Robin is married to Diana. The Cavendishes are English and live in Kenya. It is 1958 and his business is coffee. The couple live a good life and have made solid friendships. Then tragedy strikes and Robin (Andrew Garfield) contracts a severe, debilitating disease. He is 28. Diana (Claire Foy) is 25. He lives, but his condition is so devastating that he sinks into depression. Diana wonders how their life together is going to work, especially as she is expecting their first child.
BREATHE takes the story of a life-changing disease and documents how it affected an English family for the next three decades. In these years, the 1960s to the 1990s, the world changed greatly in its medical thinking. Robin’s initial disease left him severely physically disabled and as the movie shows, for others with his condition, this meant a life of virtual imprisonment in hospitals, hooked-up to machines. This thinking was dominant in the medical profession, led by a desire to be efficient in the treatment of these patients, however for many, like Robin, this meant an existence that was utterly devoid of the things that make life worth living.
Diana is determined to be Robin’s carer. She works hard to create the circumstances that will improve his days and they have the support of a network of friends. The challenges are daunting, but every hurdle successfully cleared means that others can benefit from the knowledge and experience the Cavendishes gain.
BREATHE is a drama and a romance. At times, it has rather chocolate-boxy visuals but the reality of a broken human body is not completely glossed over. The relationship of Diana and Robin is shown as supportive and happy in the main, but also as ordinary and chafing at other times. Once again, reality is not completely glossed over. Diana and Robin are amazing people, but in the end remain recognisable as suffering and struggling human beings.
Andy Serkis, the actor you know from his motion-captured triumphs (Caesar in the Planet of the Apes movies and Gollum in The Lord of the Rings movies) has done an excellent job in his directorial debut. Actors who direct almost always know how to get the best from their fellow thesps and here Garfield and Foy create an engaging and believable Robin and Diana.
Some of the timeline and actual medical history presented seems quite loose, but the inspiration is what BREATHE is built for, rather than a detailed documentary-style tale. I didn’t necessarily accept all the events as wholly accurate, however I was entertained and ultimately moved by the portrayal of these lives. Running time is 118 minutes. I give the movie a rating of (8/10).
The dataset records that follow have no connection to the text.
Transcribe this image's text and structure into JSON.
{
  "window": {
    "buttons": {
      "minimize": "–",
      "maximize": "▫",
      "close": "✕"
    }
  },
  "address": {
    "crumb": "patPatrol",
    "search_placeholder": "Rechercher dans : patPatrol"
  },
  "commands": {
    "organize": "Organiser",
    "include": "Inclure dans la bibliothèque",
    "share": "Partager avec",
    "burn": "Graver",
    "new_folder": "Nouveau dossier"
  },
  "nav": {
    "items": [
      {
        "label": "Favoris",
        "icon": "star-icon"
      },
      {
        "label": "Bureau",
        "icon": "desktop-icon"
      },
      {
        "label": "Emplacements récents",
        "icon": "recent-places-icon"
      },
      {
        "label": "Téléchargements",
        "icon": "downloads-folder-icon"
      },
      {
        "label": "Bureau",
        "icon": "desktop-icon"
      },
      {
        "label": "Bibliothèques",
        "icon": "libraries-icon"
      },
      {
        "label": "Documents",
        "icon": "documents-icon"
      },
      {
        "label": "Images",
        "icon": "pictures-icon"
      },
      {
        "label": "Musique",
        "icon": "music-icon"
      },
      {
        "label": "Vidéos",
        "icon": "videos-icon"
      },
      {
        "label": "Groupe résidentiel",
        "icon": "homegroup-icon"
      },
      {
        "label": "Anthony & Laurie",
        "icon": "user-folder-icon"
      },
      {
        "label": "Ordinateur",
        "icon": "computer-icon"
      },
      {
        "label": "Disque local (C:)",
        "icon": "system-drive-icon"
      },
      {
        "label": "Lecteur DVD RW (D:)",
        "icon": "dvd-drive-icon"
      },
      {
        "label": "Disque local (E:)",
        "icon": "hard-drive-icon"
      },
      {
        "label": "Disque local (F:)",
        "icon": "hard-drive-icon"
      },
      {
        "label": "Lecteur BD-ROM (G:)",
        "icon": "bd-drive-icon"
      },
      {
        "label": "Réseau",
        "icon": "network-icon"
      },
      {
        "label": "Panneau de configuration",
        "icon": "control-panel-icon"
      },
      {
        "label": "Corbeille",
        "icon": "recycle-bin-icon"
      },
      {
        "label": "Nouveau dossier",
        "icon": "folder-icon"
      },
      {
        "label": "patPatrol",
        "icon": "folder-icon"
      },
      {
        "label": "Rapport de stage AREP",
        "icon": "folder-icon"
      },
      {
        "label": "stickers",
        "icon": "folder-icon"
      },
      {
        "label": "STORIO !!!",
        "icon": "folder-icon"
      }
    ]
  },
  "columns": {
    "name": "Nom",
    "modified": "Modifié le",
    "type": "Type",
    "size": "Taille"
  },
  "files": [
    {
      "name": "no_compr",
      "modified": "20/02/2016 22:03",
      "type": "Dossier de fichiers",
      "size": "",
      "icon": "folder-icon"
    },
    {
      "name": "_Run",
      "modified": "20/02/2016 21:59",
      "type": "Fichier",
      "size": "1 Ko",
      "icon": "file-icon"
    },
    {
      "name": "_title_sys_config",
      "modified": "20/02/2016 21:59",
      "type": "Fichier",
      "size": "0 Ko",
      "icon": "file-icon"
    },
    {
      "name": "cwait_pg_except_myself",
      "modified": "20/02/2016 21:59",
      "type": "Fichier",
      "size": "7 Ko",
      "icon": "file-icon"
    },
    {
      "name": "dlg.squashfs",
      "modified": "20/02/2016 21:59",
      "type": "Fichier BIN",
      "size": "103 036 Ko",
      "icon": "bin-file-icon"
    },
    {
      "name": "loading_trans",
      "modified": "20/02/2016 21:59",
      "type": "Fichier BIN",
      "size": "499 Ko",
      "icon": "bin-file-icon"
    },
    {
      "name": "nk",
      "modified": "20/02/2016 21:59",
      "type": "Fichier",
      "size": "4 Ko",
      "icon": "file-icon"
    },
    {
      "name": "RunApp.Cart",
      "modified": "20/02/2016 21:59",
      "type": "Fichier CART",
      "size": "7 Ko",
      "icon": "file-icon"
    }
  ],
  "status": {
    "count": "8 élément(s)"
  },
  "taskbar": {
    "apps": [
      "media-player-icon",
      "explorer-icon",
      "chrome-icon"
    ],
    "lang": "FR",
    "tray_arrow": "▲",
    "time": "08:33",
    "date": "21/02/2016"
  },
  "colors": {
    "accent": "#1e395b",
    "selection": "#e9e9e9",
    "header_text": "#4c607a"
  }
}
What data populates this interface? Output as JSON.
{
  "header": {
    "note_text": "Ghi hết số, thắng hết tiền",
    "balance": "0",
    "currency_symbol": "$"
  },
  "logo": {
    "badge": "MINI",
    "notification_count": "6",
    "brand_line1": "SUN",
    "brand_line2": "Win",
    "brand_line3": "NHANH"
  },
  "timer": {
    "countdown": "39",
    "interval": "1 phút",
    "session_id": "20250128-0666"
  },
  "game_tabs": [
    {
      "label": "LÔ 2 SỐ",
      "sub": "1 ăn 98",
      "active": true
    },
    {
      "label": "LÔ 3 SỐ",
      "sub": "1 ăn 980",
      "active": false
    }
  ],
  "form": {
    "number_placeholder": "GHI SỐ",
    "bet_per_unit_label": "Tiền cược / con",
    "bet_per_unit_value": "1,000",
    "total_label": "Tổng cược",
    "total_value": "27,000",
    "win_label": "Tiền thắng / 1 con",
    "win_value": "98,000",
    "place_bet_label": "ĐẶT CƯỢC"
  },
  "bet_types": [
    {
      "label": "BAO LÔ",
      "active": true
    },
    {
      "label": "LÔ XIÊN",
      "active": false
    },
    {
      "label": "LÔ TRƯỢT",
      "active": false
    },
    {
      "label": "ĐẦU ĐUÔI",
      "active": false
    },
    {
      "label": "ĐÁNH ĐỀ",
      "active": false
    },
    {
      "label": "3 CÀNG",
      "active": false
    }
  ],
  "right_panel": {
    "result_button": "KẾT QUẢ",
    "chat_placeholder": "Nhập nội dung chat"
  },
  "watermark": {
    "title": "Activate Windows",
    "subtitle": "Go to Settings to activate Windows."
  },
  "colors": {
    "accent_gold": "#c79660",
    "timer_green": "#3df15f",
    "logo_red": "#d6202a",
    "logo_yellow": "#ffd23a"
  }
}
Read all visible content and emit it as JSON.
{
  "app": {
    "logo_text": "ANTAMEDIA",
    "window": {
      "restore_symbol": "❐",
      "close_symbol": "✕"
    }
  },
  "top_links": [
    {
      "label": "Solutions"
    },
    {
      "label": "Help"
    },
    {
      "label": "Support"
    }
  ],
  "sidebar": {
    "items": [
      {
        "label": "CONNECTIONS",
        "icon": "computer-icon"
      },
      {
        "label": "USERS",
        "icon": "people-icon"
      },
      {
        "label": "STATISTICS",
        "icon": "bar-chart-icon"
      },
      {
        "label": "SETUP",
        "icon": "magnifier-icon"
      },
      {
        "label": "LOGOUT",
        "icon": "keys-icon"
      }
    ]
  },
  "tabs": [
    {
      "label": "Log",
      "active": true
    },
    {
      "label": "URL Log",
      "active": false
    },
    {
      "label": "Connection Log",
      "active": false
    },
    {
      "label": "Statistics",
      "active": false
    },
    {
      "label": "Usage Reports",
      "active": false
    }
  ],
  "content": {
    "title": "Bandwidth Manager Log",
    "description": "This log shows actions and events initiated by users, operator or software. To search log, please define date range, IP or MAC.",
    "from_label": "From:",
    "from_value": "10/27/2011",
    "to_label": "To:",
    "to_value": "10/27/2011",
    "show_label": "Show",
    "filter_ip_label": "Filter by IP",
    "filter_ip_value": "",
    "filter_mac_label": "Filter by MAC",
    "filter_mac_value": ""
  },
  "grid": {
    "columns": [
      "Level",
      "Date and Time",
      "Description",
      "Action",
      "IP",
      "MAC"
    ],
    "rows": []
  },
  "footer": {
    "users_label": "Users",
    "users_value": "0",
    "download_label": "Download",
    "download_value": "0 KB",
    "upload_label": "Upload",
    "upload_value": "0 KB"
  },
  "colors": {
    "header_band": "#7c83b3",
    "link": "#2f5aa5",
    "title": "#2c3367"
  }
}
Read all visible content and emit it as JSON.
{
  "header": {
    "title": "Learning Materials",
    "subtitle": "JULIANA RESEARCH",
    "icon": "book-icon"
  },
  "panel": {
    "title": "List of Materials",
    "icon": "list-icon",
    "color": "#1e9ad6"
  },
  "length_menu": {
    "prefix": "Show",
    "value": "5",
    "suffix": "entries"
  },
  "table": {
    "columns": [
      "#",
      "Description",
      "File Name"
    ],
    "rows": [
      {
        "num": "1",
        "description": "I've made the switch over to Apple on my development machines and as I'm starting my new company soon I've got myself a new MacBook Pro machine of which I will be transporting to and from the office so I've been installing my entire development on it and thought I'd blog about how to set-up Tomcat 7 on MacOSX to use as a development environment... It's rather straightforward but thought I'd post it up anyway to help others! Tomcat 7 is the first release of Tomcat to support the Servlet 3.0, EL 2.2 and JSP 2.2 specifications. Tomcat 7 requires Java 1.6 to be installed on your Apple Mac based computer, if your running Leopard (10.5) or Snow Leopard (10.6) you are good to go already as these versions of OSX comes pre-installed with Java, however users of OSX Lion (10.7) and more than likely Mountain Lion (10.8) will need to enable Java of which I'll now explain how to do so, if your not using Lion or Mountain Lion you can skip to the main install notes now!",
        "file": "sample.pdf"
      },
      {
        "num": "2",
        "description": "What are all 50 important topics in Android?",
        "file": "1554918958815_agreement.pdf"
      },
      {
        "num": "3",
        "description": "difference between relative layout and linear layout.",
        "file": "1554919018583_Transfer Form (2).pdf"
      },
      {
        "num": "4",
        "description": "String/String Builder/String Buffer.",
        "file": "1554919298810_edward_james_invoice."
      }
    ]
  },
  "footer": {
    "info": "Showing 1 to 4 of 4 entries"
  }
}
BREATHE is showing in advance screenings in a number of venues around the country (Perthians check out Luna on SX or Cinema Paradiso, Friday 22nd-Sunday 24th). The Australian season proper, commences on Tuesday, December 26th.